As the ICA welcomes its new Luis Buñuel season, we look back at one of his most fashionable (and subversive) characters, with costumes by YSL himself
This month London’s Institute of Contemporary Arts is celebrating one of cinema’s most beloved surrealists. From sliced eyeballs to women having mud slung at them, the dark imagery of Luis Buñuel’s work troubled the lines of taste, blending the blasphemous or straight up banal with deviant sexuality. No more so was this true than in his 1967 film Belle de Jour, where iconic beauty Catherine Deneuve plays Séverine (yes, her name is a reference), bored housewife and sexual masochist who takes a job working afternoons at a brothel to satisfy the darker desires left unfulfilled by her picture perfect marriage. Her costumes, key in the creation of her character, were designed by Yves Saint Laurent, marking out the start of a long relationship between the pair. But how did her hemlines and heels hint at something more subversive?
Neat, stylish and even borderline prim, Séverine’s outfits are the pinnacle of feminine, Parisian taste – there are none of YSL’s famous Le Smoking suits here. From the ski resort (where she’s in knitwear, with precisely rolled cuffs) to the tennis court (pristine whites, complete with a girlish headband) and even the home (a bubblegum pink dressing gown) her wardrobe speaks of a bourgeois domestication, finished off with neat blonde hair and perfectly applied make up. In one scene shortly after she first arrives in the brothel, she wears a shapeless beige creation, which strangely enough is quickly admired by her new co-workers, the contrast between her buttoned up good taste and their lacy lingerie a visual virgin/whore parallel – until they help shed her bourgeois skin by stripping her to her underwear, undressing her not only of her clothes but also of any remaining sexual propriety. After all, Saint Laurent (according to longterm partner Pierre Bergé) was himself in possession of a “contempt for all that is bourgeois” – making his consciously proper clothing a perfect fit for the film.
With all their beautiful banality, Séverine’s clothes carry an air of innocence, her lingerie remaining white and crisp even as she is seduced by (or seduces) the men who march through the doors of the brothel. But hers is a vision of innocence come undone or rendered askew – her pilgrim buckled shoes (recalling those of the pious religious community that travelled to America in the 1800s) drag along the ground with her stockings around them as she is pulled across a country estate to be tied to a tree and whipped; the white, Grecian gown she wears in one of her fantasies both elevates her to something of a goddess and brings her back down to earth as she is pelted with mud; and in one scene – where she play acts a nobleman’s dead daughter, lying in a sheer veil with lilies and a floral headband in a coffin – she is at once virginal and violated, as her host climbs beneath the box and masturbates. Séverine is a woman of contradiction, pulled between propriety and perversity.

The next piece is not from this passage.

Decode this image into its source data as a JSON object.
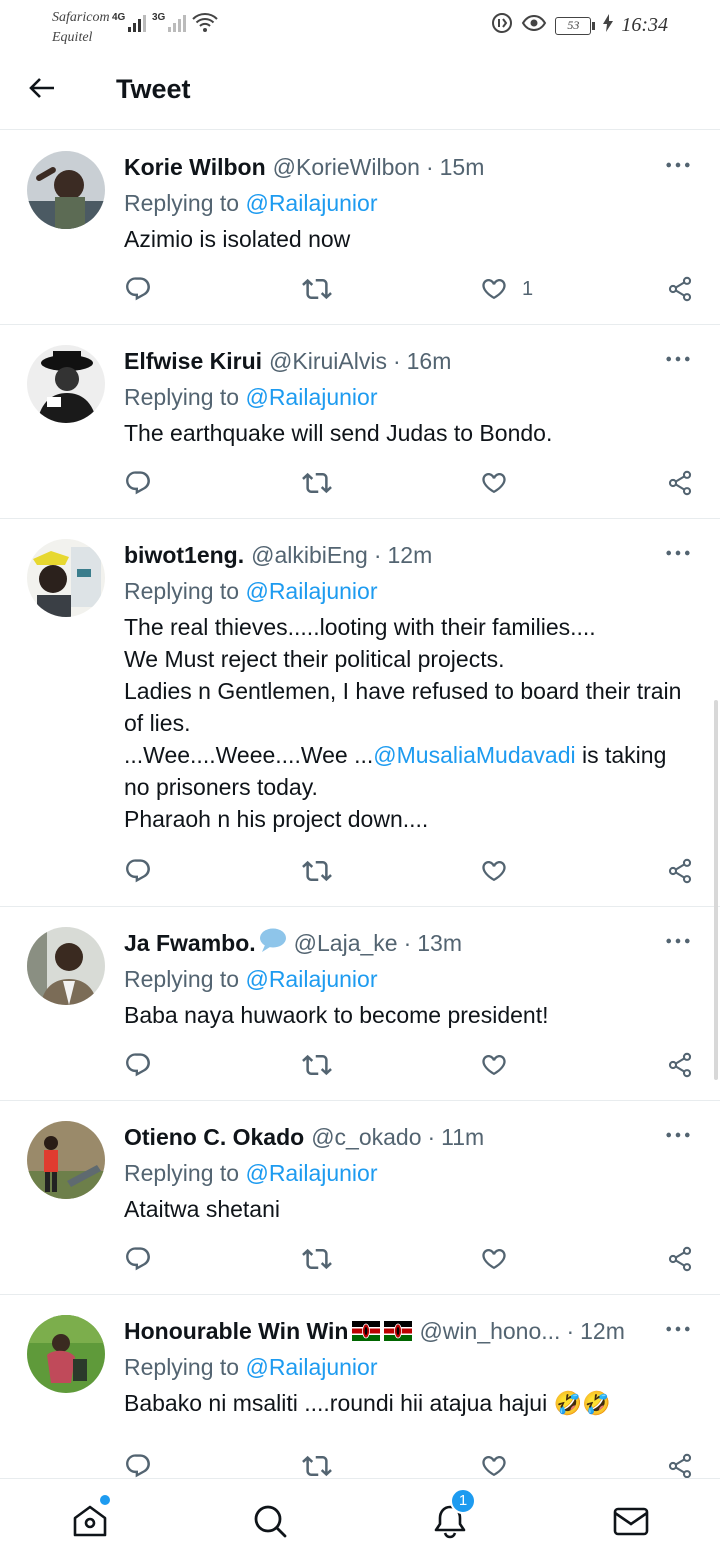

And although the last outfit we see her in (another pilgrim-inspired look) is almost comically proper and correct, the film’s ending confirms that her desires remain intact.
Belle de Jour remains to be a film decades before its time, especially when it comes to female sexuality (really, it’s only let down by the implications that our heroine’s lusts are the results of childhood abuse). Saint Laurent and Deneuve became close friends, and the designer would go on to create costumes for several of her later films, from New Wave director Francois Truffaut’s La Sirène du Mississipi (1969) to 1983 vampire flick The Hunger, where she starred opposite David Bowie. Deneuve became an icon of French fashion in her own right, starring in campaigns for Chanel and, more recently, Louis Vuitton. At his final, triumphant fashion farewell in 2002 before his retirement, she appeared on stage with the designer, clasping hands. They remained friends until his death in 2008.